Usage: English, Dutch, Scandinavian, Biblical
Pronounced: JAY-kÉ™b (English), YAH-kawp (Dutch)
From the Latin Iacobus, which was from the Greek Î™Î±ÎºÏ‰Î²Î¿Ï‚ (Iakobos), which was from the Hebrew name ×™Ö·×¢Ö²×§Ö¹×‘ (Ya'aqov). In the Old Testament, Jacob (later called Israel) was the son of Isaac and Rebecca and the father of the twelve founders of the twelve tribes of Israel. He was born holding his twin brother Esau's heel, and his name is explained as meaning "holder of the heel" or "supplanter". Other theories claim that it is in fact derived from a hypothetical name like ×™Ö·×¢Ö²×§Ö¹×‘Ö°×Öµ×œ (Ya'aqov'el) meaning "may God protect".

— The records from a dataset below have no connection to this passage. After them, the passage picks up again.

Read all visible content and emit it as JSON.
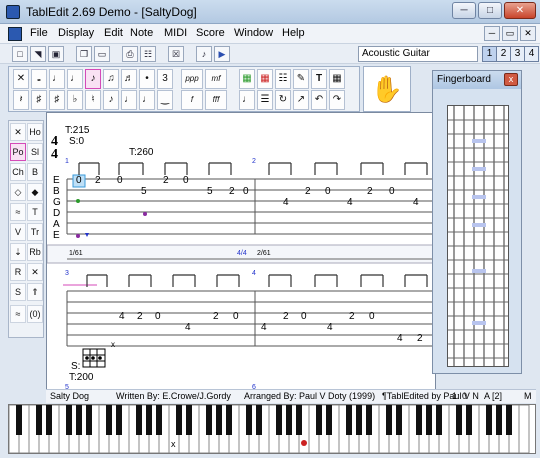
{
  "window": {
    "title": "TablEdit 2.69 Demo - [SaltyDog]"
  },
  "menu": [
    "File",
    "Display",
    "Edit",
    "Note",
    "MIDI",
    "Score",
    "Window",
    "Help"
  ],
  "instrument": "Acoustic Guitar",
  "tracks": [
    "1",
    "2",
    "3",
    "4"
  ],
  "score": {
    "tempo_1": "T:215",
    "swing": "S:0",
    "tempo_2": "T:260",
    "time_sig_top": "4",
    "time_sig_bottom": "4",
    "strings": [
      "E",
      "B",
      "G",
      "D",
      "A",
      "E"
    ],
    "measure_1": "1",
    "measure_2": "2",
    "measure_3": "3",
    "measure_4": "4",
    "measure_5": "5",
    "measure_6": "6",
    "ruler_left": "1/61",
    "ruler_mid": "4/4",
    "ruler_right": "2/61",
    "chord_swing": "S:",
    "chord_tempo": "T:200",
    "chord_mark": "x"
  },
  "fingerboard": {
    "title": "Fingerboard",
    "close": "x"
  },
  "status": {
    "title": "Salty Dog",
    "written": "Written By: E.Crowe/J.Gordy",
    "arranged": "Arranged By: Paul V Doty (1999)",
    "edited": "¶TablEdited by Paul V N",
    "position": "1:  0",
    "track": "A [2]",
    "mode": "M"
  }
}
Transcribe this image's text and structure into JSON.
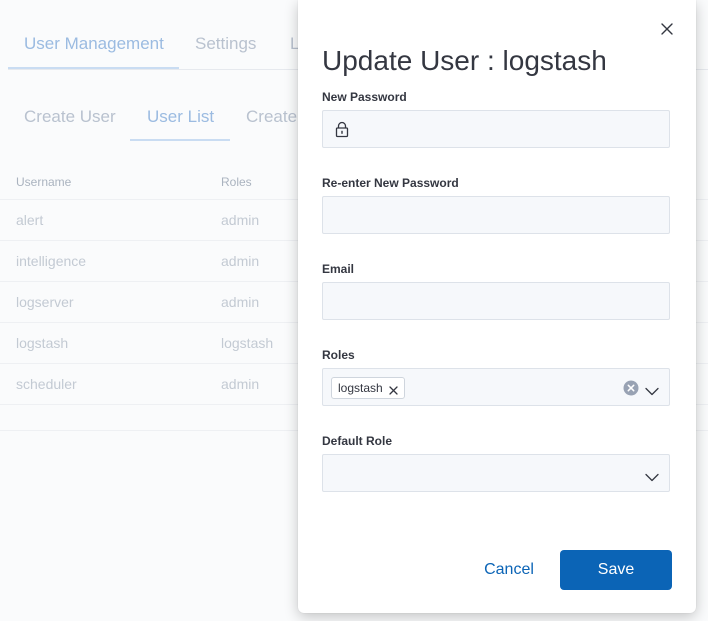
{
  "background": {
    "tabs": [
      "User Management",
      "Settings",
      "L"
    ],
    "sub_tabs": [
      "Create User",
      "User List",
      "Create"
    ],
    "table": {
      "columns": [
        "Username",
        "Roles"
      ],
      "rows": [
        {
          "username": "alert",
          "role": "admin"
        },
        {
          "username": "intelligence",
          "role": "admin"
        },
        {
          "username": "logserver",
          "role": "admin"
        },
        {
          "username": "logstash",
          "role": "logstash"
        },
        {
          "username": "scheduler",
          "role": "admin"
        }
      ]
    }
  },
  "flyout": {
    "title": "Update User : logstash",
    "fields": {
      "new_password": {
        "label": "New Password",
        "value": "",
        "icon": "lock-icon"
      },
      "reenter_password": {
        "label": "Re-enter New Password",
        "value": ""
      },
      "email": {
        "label": "Email",
        "value": ""
      },
      "roles": {
        "label": "Roles",
        "selected": [
          "logstash"
        ]
      },
      "default_role": {
        "label": "Default Role",
        "value": ""
      }
    },
    "cancel_label": "Cancel",
    "save_label": "Save"
  },
  "colors": {
    "accent": "#0b64b6",
    "title": "#343741",
    "muted": "#c3cad3"
  }
}
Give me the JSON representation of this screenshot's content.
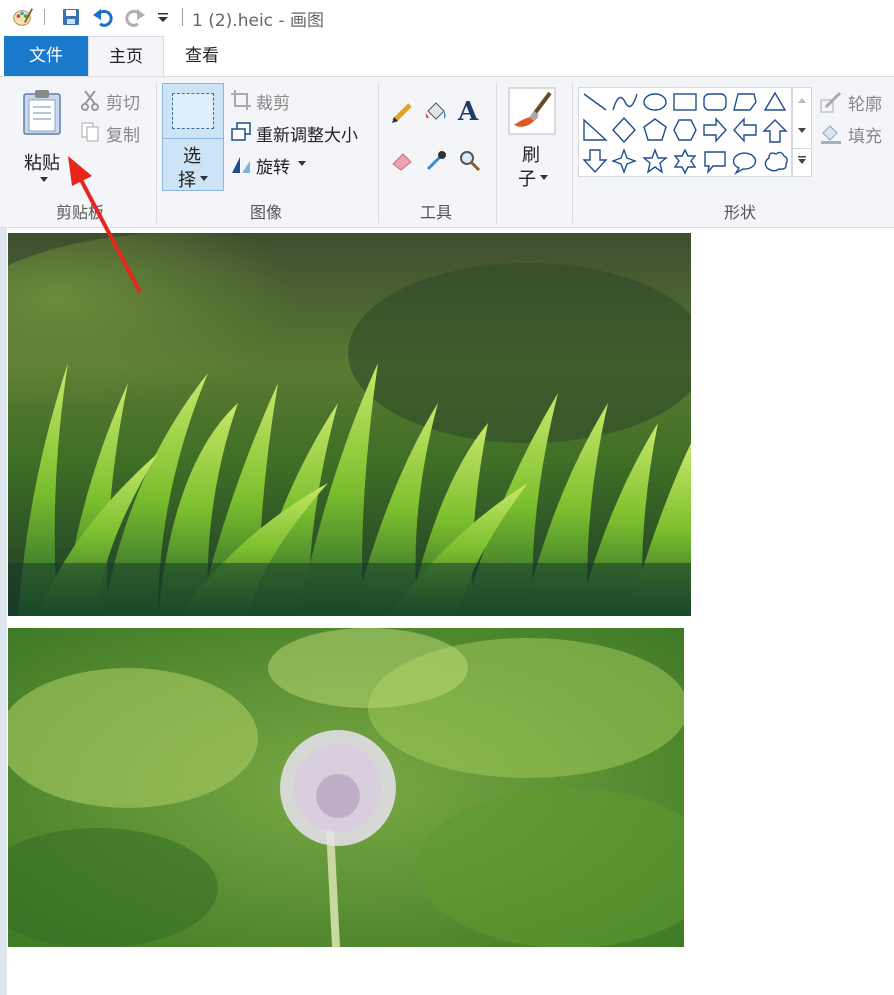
{
  "window": {
    "title": "1 (2).heic - 画图"
  },
  "tabs": [
    {
      "label": "文件"
    },
    {
      "label": "主页"
    },
    {
      "label": "查看"
    }
  ],
  "clipboard": {
    "paste_label": "粘贴",
    "cut_label": "剪切",
    "copy_label": "复制",
    "group_label": "剪贴板"
  },
  "image_group": {
    "select_label_1": "选",
    "select_label_2": "择",
    "crop_label": "裁剪",
    "resize_label": "重新调整大小",
    "rotate_label": "旋转",
    "group_label": "图像"
  },
  "tools_group": {
    "group_label": "工具"
  },
  "brushes": {
    "label_1": "刷",
    "label_2": "子",
    "group_label": ""
  },
  "shapes_group": {
    "outline_label": "轮廓",
    "fill_label": "填充",
    "group_label": "形状"
  },
  "colors": {
    "accent": "#1979ca",
    "ribbon_bg": "#f3f5f8",
    "arrow": "#e8261c"
  }
}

The English names Jacob and James derive from the same source, with James coming from Latin Iacomus, a later variant of Iacobus. Unlike English, many languages do not have separate spellings for the two names.
In England, Jacob was mainly regarded as a Jewish name during the Middle Ages, though the variant James was used among Christians. Jacob came into general use as a Christian name after the Protestant Reformation. A famous bearer was Jacob Grimm (1785-1863), the German linguist and writer who was, with his brother Wilhelm, the author of 'Grimm's Fairy Tales'.
Source: Behind the Name